2. The Taurus crash model can be downloaded from Altair University.

3. The actual benchmarks involved additional processor SKUs, but we’ve focused on these four for clarity.

4. Results for the Xeon Gold 6346 are intentionally omitted from this chart to avoid a misleading comparison because it has a lower number of cores (16) compared to the other two processors.

5. The specific configurations tested were as follows:
Intel® Xeon® 8380: Test by Intel as of 09/28/2022. 1-node, 2x Intel® Xeon® 8380, HT ON, Turbo ON, Quad, Total Memory 256 GB, BIOS Version SE5C6200.86B.0020.P23.2103261309, ucode 0xd000270, Rocky Linux 8.6, kernel version 4.18.0-372.19.1.el8_6.crt1.x86_64, Altair AcuSolve 2021R2. 
Intel® Xeon® 6346: Test by Intel as of 10/08/2022. 4-nodes connected via HDR-200, 2x Intel® Xeon® 6346, 16 cores, HT ON, Turbo ON, Quad, Total Memory 256 GB, BIOS Version SE5C6200.86B.0020.P23.2103261309, ucode 0xd000270, Rocky Linux 8.6, kernel version 4.18.0-372.19.1.el8_6.crt1.x86_64, Altair AcuSolve 2021R2.
Intel® Xeon® 9480 (CPU Max Series): Test by Intel as of 10/03/2022. 1-node, 2x Intel® Xeon® CPU Max Series, HT ON, Turbo ON, SNC4, Total Memory 128 GB (HBM2e at 3200 MHz), BIOS Version SE5C7411.86B.8424.D03.2208100444, ucode 2c000020, CentOS Stream 8, kernel version 5.19.0-rc6.0712.intel_next.1.x86_64+server, Altair AcuSolve 2021R2.
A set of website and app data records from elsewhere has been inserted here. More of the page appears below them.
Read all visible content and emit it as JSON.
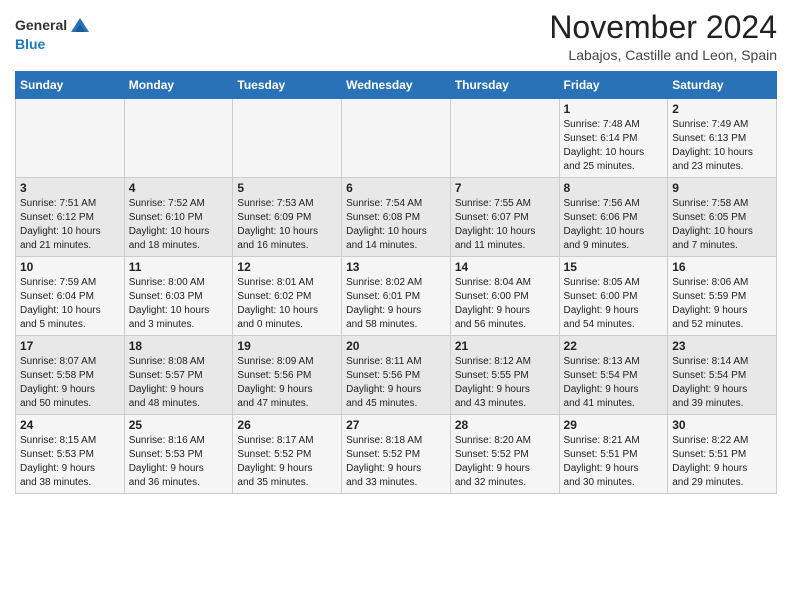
{
  "header": {
    "logo_general": "General",
    "logo_blue": "Blue",
    "month_title": "November 2024",
    "location": "Labajos, Castille and Leon, Spain"
  },
  "calendar": {
    "weekdays": [
      "Sunday",
      "Monday",
      "Tuesday",
      "Wednesday",
      "Thursday",
      "Friday",
      "Saturday"
    ],
    "weeks": [
      [
        {
          "day": "",
          "info": ""
        },
        {
          "day": "",
          "info": ""
        },
        {
          "day": "",
          "info": ""
        },
        {
          "day": "",
          "info": ""
        },
        {
          "day": "",
          "info": ""
        },
        {
          "day": "1",
          "info": "Sunrise: 7:48 AM\nSunset: 6:14 PM\nDaylight: 10 hours\nand 25 minutes."
        },
        {
          "day": "2",
          "info": "Sunrise: 7:49 AM\nSunset: 6:13 PM\nDaylight: 10 hours\nand 23 minutes."
        }
      ],
      [
        {
          "day": "3",
          "info": "Sunrise: 7:51 AM\nSunset: 6:12 PM\nDaylight: 10 hours\nand 21 minutes."
        },
        {
          "day": "4",
          "info": "Sunrise: 7:52 AM\nSunset: 6:10 PM\nDaylight: 10 hours\nand 18 minutes."
        },
        {
          "day": "5",
          "info": "Sunrise: 7:53 AM\nSunset: 6:09 PM\nDaylight: 10 hours\nand 16 minutes."
        },
        {
          "day": "6",
          "info": "Sunrise: 7:54 AM\nSunset: 6:08 PM\nDaylight: 10 hours\nand 14 minutes."
        },
        {
          "day": "7",
          "info": "Sunrise: 7:55 AM\nSunset: 6:07 PM\nDaylight: 10 hours\nand 11 minutes."
        },
        {
          "day": "8",
          "info": "Sunrise: 7:56 AM\nSunset: 6:06 PM\nDaylight: 10 hours\nand 9 minutes."
        },
        {
          "day": "9",
          "info": "Sunrise: 7:58 AM\nSunset: 6:05 PM\nDaylight: 10 hours\nand 7 minutes."
        }
      ],
      [
        {
          "day": "10",
          "info": "Sunrise: 7:59 AM\nSunset: 6:04 PM\nDaylight: 10 hours\nand 5 minutes."
        },
        {
          "day": "11",
          "info": "Sunrise: 8:00 AM\nSunset: 6:03 PM\nDaylight: 10 hours\nand 3 minutes."
        },
        {
          "day": "12",
          "info": "Sunrise: 8:01 AM\nSunset: 6:02 PM\nDaylight: 10 hours\nand 0 minutes."
        },
        {
          "day": "13",
          "info": "Sunrise: 8:02 AM\nSunset: 6:01 PM\nDaylight: 9 hours\nand 58 minutes."
        },
        {
          "day": "14",
          "info": "Sunrise: 8:04 AM\nSunset: 6:00 PM\nDaylight: 9 hours\nand 56 minutes."
        },
        {
          "day": "15",
          "info": "Sunrise: 8:05 AM\nSunset: 6:00 PM\nDaylight: 9 hours\nand 54 minutes."
        },
        {
          "day": "16",
          "info": "Sunrise: 8:06 AM\nSunset: 5:59 PM\nDaylight: 9 hours\nand 52 minutes."
        }
      ],
      [
        {
          "day": "17",
          "info": "Sunrise: 8:07 AM\nSunset: 5:58 PM\nDaylight: 9 hours\nand 50 minutes."
        },
        {
          "day": "18",
          "info": "Sunrise: 8:08 AM\nSunset: 5:57 PM\nDaylight: 9 hours\nand 48 minutes."
        },
        {
          "day": "19",
          "info": "Sunrise: 8:09 AM\nSunset: 5:56 PM\nDaylight: 9 hours\nand 47 minutes."
        },
        {
          "day": "20",
          "info": "Sunrise: 8:11 AM\nSunset: 5:56 PM\nDaylight: 9 hours\nand 45 minutes."
        },
        {
          "day": "21",
          "info": "Sunrise: 8:12 AM\nSunset: 5:55 PM\nDaylight: 9 hours\nand 43 minutes."
        },
        {
          "day": "22",
          "info": "Sunrise: 8:13 AM\nSunset: 5:54 PM\nDaylight: 9 hours\nand 41 minutes."
        },
        {
          "day": "23",
          "info": "Sunrise: 8:14 AM\nSunset: 5:54 PM\nDaylight: 9 hours\nand 39 minutes."
        }
      ],
      [
        {
          "day": "24",
          "info": "Sunrise: 8:15 AM\nSunset: 5:53 PM\nDaylight: 9 hours\nand 38 minutes."
        },
        {
          "day": "25",
          "info": "Sunrise: 8:16 AM\nSunset: 5:53 PM\nDaylight: 9 hours\nand 36 minutes."
        },
        {
          "day": "26",
          "info": "Sunrise: 8:17 AM\nSunset: 5:52 PM\nDaylight: 9 hours\nand 35 minutes."
        },
        {
          "day": "27",
          "info": "Sunrise: 8:18 AM\nSunset: 5:52 PM\nDaylight: 9 hours\nand 33 minutes."
        },
        {
          "day": "28",
          "info": "Sunrise: 8:20 AM\nSunset: 5:52 PM\nDaylight: 9 hours\nand 32 minutes."
        },
        {
          "day": "29",
          "info": "Sunrise: 8:21 AM\nSunset: 5:51 PM\nDaylight: 9 hours\nand 30 minutes."
        },
        {
          "day": "30",
          "info": "Sunrise: 8:22 AM\nSunset: 5:51 PM\nDaylight: 9 hours\nand 29 minutes."
        }
      ]
    ]
  }
}
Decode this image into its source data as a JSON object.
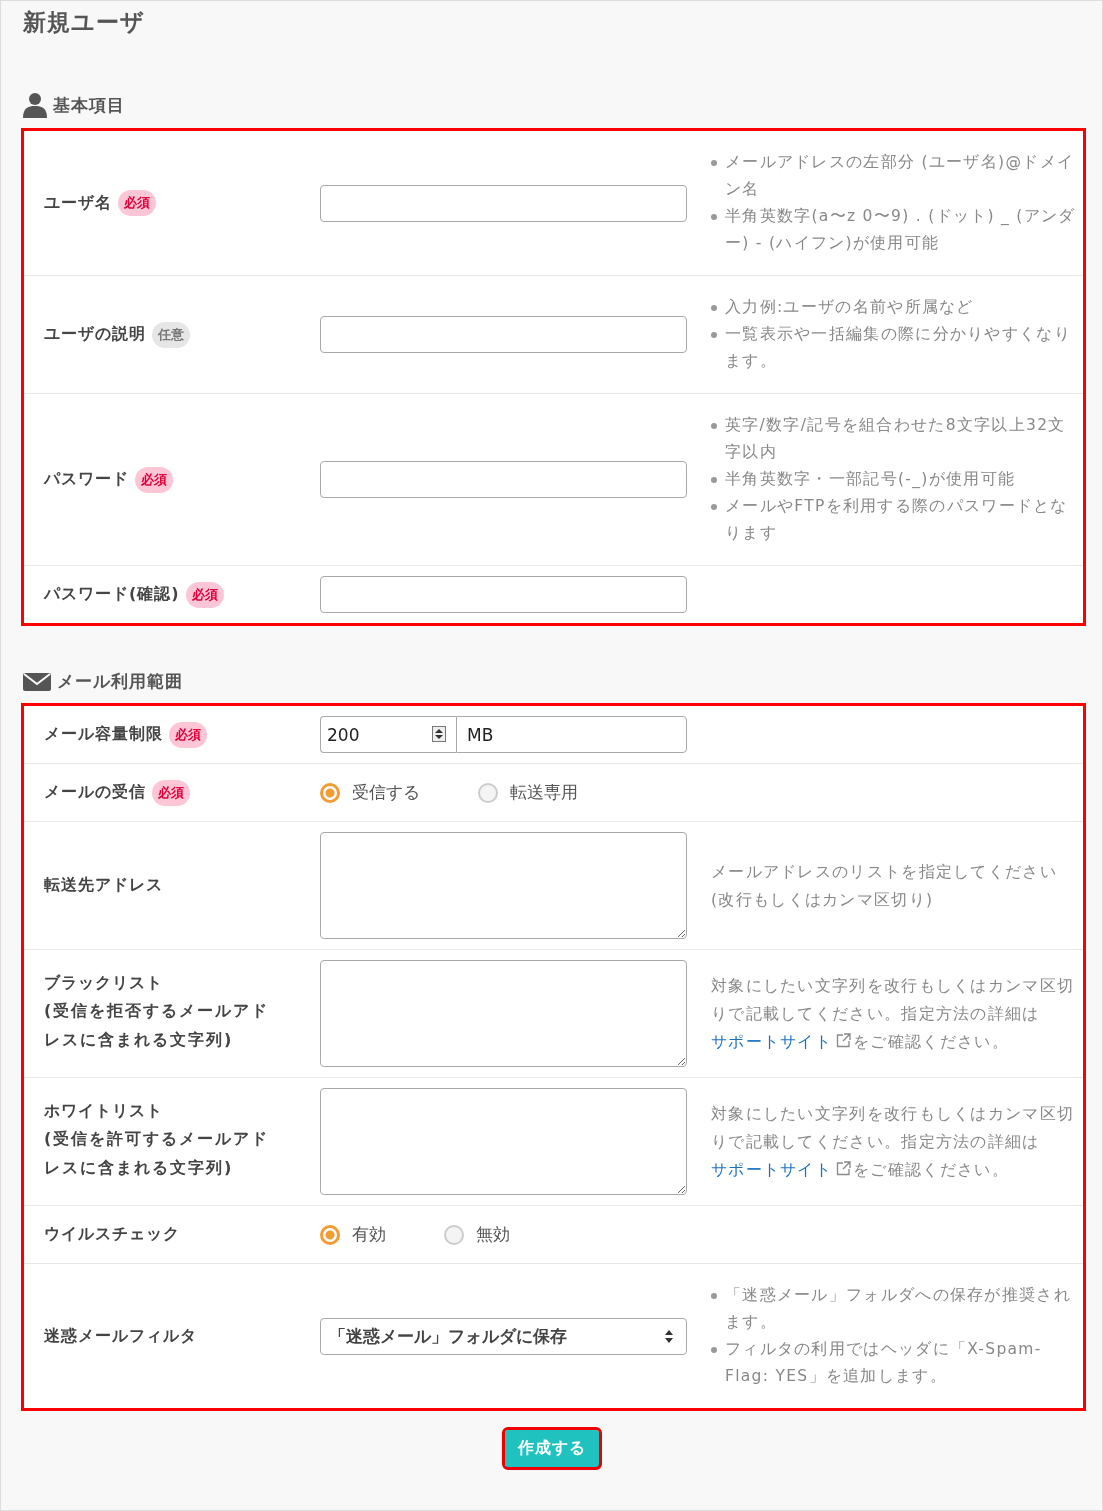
{
  "page": {
    "title": "新規ユーザ"
  },
  "sections": [
    {
      "kind": "basic",
      "title": "基本項目",
      "highlighted": true,
      "rows": [
        {
          "kind": "text",
          "label": "ユーザ名",
          "badge": {
            "kind": "required",
            "text": "必須"
          },
          "notes": [
            "メールアドレスの左部分 (ユーザ名)@ドメイン名",
            "半角英数字(a〜z 0〜9) . (ドット) _ (アンダー) - (ハイフン)が使用可能"
          ]
        },
        {
          "kind": "text",
          "label": "ユーザの説明",
          "badge": {
            "kind": "optional",
            "text": "任意"
          },
          "notes": [
            "入力例:ユーザの名前や所属など",
            "一覧表示や一括編集の際に分かりやすくなります。"
          ]
        },
        {
          "kind": "text",
          "label": "パスワード",
          "badge": {
            "kind": "required",
            "text": "必須"
          },
          "notes": [
            "英字/数字/記号を組合わせた8文字以上32文字以内",
            "半角英数字・一部記号(-_)が使用可能",
            "メールやFTPを利用する際のパスワードとなります"
          ]
        },
        {
          "kind": "text",
          "label": "パスワード(確認)",
          "badge": {
            "kind": "required",
            "text": "必須"
          }
        }
      ]
    },
    {
      "kind": "mail",
      "title": "メール利用範囲",
      "highlighted": true,
      "rows": [
        {
          "kind": "number",
          "label": "メール容量制限",
          "badge": {
            "kind": "required",
            "text": "必須"
          },
          "value": "200",
          "unit": "MB"
        },
        {
          "kind": "radio",
          "label": "メールの受信",
          "badge": {
            "kind": "required",
            "text": "必須"
          },
          "options": [
            {
              "label": "受信する",
              "selected": true
            },
            {
              "label": "転送専用",
              "selected": false
            }
          ]
        },
        {
          "kind": "textarea",
          "label": "転送先アドレス",
          "help": {
            "text": "メールアドレスのリストを指定してください(改行もしくはカンマ区切り)"
          }
        },
        {
          "kind": "textarea",
          "label": "ブラックリスト",
          "sublabel": "(受信を拒否するメールアドレスに含まれる文字列)",
          "help": {
            "text": "対象にしたい文字列を改行もしくはカンマ区切りで記載してください。指定方法の詳細は",
            "link": "サポートサイト",
            "after": "をご確認ください。"
          }
        },
        {
          "kind": "textarea",
          "label": "ホワイトリスト",
          "sublabel": "(受信を許可するメールアドレスに含まれる文字列)",
          "help": {
            "text": "対象にしたい文字列を改行もしくはカンマ区切りで記載してください。指定方法の詳細は",
            "link": "サポートサイト",
            "after": "をご確認ください。"
          }
        },
        {
          "kind": "radio",
          "label": "ウイルスチェック",
          "options": [
            {
              "label": "有効",
              "selected": true
            },
            {
              "label": "無効",
              "selected": false
            }
          ]
        },
        {
          "kind": "select",
          "label": "迷惑メールフィルタ",
          "value": "「迷惑メール」フォルダに保存",
          "notes": [
            "「迷惑メール」フォルダへの保存が推奨されます。",
            "フィルタの利用ではヘッダに「X-Spam-Flag: YES」を追加します。"
          ]
        }
      ]
    }
  ],
  "button": {
    "label": "作成する",
    "highlighted": true
  }
}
6. The four-node cluster comprised of 2P Intel Platinum 8480+ servers ran 4.82x faster than the baseline Intel Xeon Platinum 8380-based node. The single node 2P Intel Platinum 8480+ server ran 1.37x faster than the baseline Intel Xeon Platinum 8380-based node. Therefore, the four-node cluster ran (4.82 / 1.37) = 3.52 faster than the single node 8480+ server. A performance uplift of 3.52 is 88% of the maximum 4x theoretical uplift.

7. Based on Intel estimates.

8. Power consumption estimates provided by Intel. Calculations assume an average rate of USD 0.10 per kWh. 24x365 hours per year.

9. Total costs including cooling will depend on the data center’s power usage efficiency or PUE, a metric familiar to data center operators. For a data center with a PUE of 1.2, assuming $77K is spent to power servers annually, total costs would be 1.2 * 77K = $92.4K. For less efficient data centers, costs would be higher. 

10. See the whitepaper Assuring Scalability: Altair Radioss™ delivers robust results quickly for crash-safe vehicle designs, May 2020.

11. See the announcement Intel and Altair Radioss open development to accelerate HPC.